Studying the Gospels: Minister Travis Bookout Completes Second of Four Books | Community
With any book published, the authors hope that readers walk away with the feeling that the time spent in its pages was indeed a good investment.
It could be due to the life lessons learned, the shear entertainment factor, the writing style, or the inspiration from larger-than-life characters.
It could be all of that and more.
Author, Minister, Husband and Father Travis J. Bookout will share his latest book, “Christ Cruciform: 52 Thoughts on the Gospel of Mark,” which mirrors the Book of Mark, one of the Four Gospels of the New Testament, 6 :30 – 7:30 p.m. on Tuesday 5 April. “Cruciform Christ” has just been released. Bookout will hold a book signing on April 5 at his church, Maryville Church of Christ. Included will be a brief talk on this second Bookout book. The editor will also be present.
The book has 348 pages, divided into 52 sections, so it can be used as a weekly study of this Bible book. The reflections are between 1,500 and 2,000 words long, Bookout said, and they all end with two rounds of reflection questions.
“These questions invite the reader to dig deeper and embark on their own reflective journey through the gospel,” the author explained. Questions like why would Jesus spend time with tax collectors and sinners? and why would Jesus let his name be dragged through the mud to spend time with strangers?
Thinking and searching for answers is exactly how her first book was born. Bookout, husband and father of two boys, now ages 5 and 3, began his own personal quest to learn more about the Gospel of John and its author. He said the more he learned and shared, the more people encouraged him to write a book.
“It started as a personal journey to study John,” Bookout said. “I spent a year thinking, reading and writing about John. It was during this process that people started encouraging me to make a book out of it.

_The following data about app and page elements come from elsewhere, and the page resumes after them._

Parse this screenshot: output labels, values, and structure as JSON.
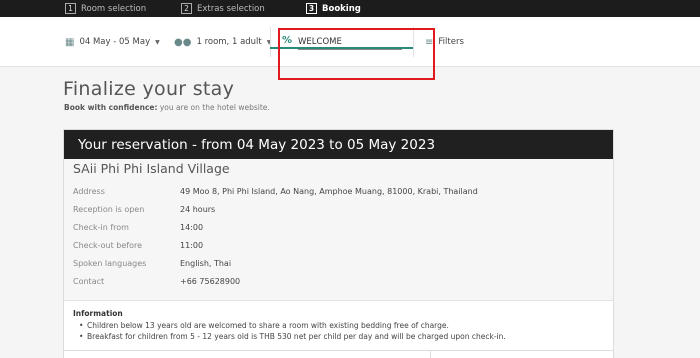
{
  "steps": [
    {
      "num": "1",
      "label": "Room selection"
    },
    {
      "num": "2",
      "label": "Extras selection"
    },
    {
      "num": "3",
      "label": "Booking"
    }
  ],
  "filterbar": {
    "dates_label": "04 May - 05 May",
    "guests_label": "1 room, 1 adult",
    "promo_symbol": "%",
    "promo_value": "WELCOME",
    "filters_label": "Filters"
  },
  "page": {
    "title": "Finalize your stay",
    "subtitle_bold": "Book with confidence:",
    "subtitle_rest": " you are on the hotel website."
  },
  "reservation": {
    "header": "Your reservation - from 04 May 2023 to 05 May 2023",
    "hotel_name": "SAii Phi Phi Island Village",
    "details": [
      {
        "key": "Address",
        "value": "49 Moo 8, Phi Phi Island, Ao Nang, Amphoe Muang, 81000, Krabi, Thailand"
      },
      {
        "key": "Reception is open",
        "value": "24 hours"
      },
      {
        "key": "Check-in from",
        "value": "14:00"
      },
      {
        "key": "Check-out before",
        "value": "11:00"
      },
      {
        "key": "Spoken languages",
        "value": "English, Thai"
      },
      {
        "key": "Contact",
        "value": "+66 75628900"
      }
    ],
    "info_title": "Information",
    "info_items": [
      "Children below 13 years old are welcomed to share a room with existing bedding free of charge.",
      "Breakfast for children from 5 - 12 years old is THB 530 net per child per day and will be charged upon check-in."
    ]
  },
  "colors": {
    "accent": "#2a8a7a",
    "highlight": "#e0191f",
    "header_bg": "#1c1c1c"
  }
}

This first book is called “Kings of Glory: 52 Reflections on the Gospel of John”. He wrote it while leading his congregation, teaching at school and working on his Master of Divinity degree, which he completed late last year.
And now that he has received an in-depth study guide for two of the gospels, he is moving forward with books on the other two, Matthew and Luke. The authors each tell the same stories but in very different ways, Bookout said.
“Mark is the quickest and shortest gospel,” the author said. This follower of Christ jumps immediately from one story to another and even uses the word “immediately” several times in his writings. Mark also asks questions in his text but doesn’t always answer them, Bookout pointed out.
Bookout went on to say that Mark uses the Old Testament in subtle ways and tells stories in cryptic ways. “Mark expects his readers to ponder the minor details of the story and dig deep for answers and meaning. This makes Mark a fun, fast-paced, nonstop adventure. You’ll travel Jesus at the speed of lightning.
It’s possible to get a glimpse of who these gospel writers were through their writings, Bookout said. Matthew is more direct than Mark, he said, and provides more detail than Mark. It is Matthew who records more of Jesus’ teachings and answers more questions.
“Matthew is more likely to explain details that Mark leaves ambiguous,” the minister said.
As for the Gospel of Luke, it is the longest of all. It’s the introduction to the book of Acts, Bookout said, and its author tells the story of Jesus with a focus on the movement of the Spirit, prayer and the ways Jesus reaches out to neglected members. of the society.
The last of the gospels, written by John, uses symbolism in its stories about Jesus, Bookout explained. “There is a deep mystery in the depiction of Jesus and everything Jesus does has meaning beyond the valley. John emphasizes Jesus’ divine pre-existence and oneness with the Father more directly than the other three gospel writers, although it is certainly present in all four.
As for who will appreciate or benefit from his thought-provoking books, Bookout said this will hopefully include new New Testament teachings. He also had in mind pastors, teachers, and campus pastors who could use his books for group study.
These two books came together as Bookout, his wife and sons recently moved to Blount County. Bookout became a minister at Maryville Church of Christ in early 2021. His first book came out last May. They’re thrilled to be at the base of the Great Smoky Mountains, he said. They are often found on the Maryville Greenway.
The books are available in print or on Kindle and on booksellers’ websites.
“The hope is that you will have a better understanding of what the gospels are about and also that you will be challenged to imitate Christ in the way you follow him.”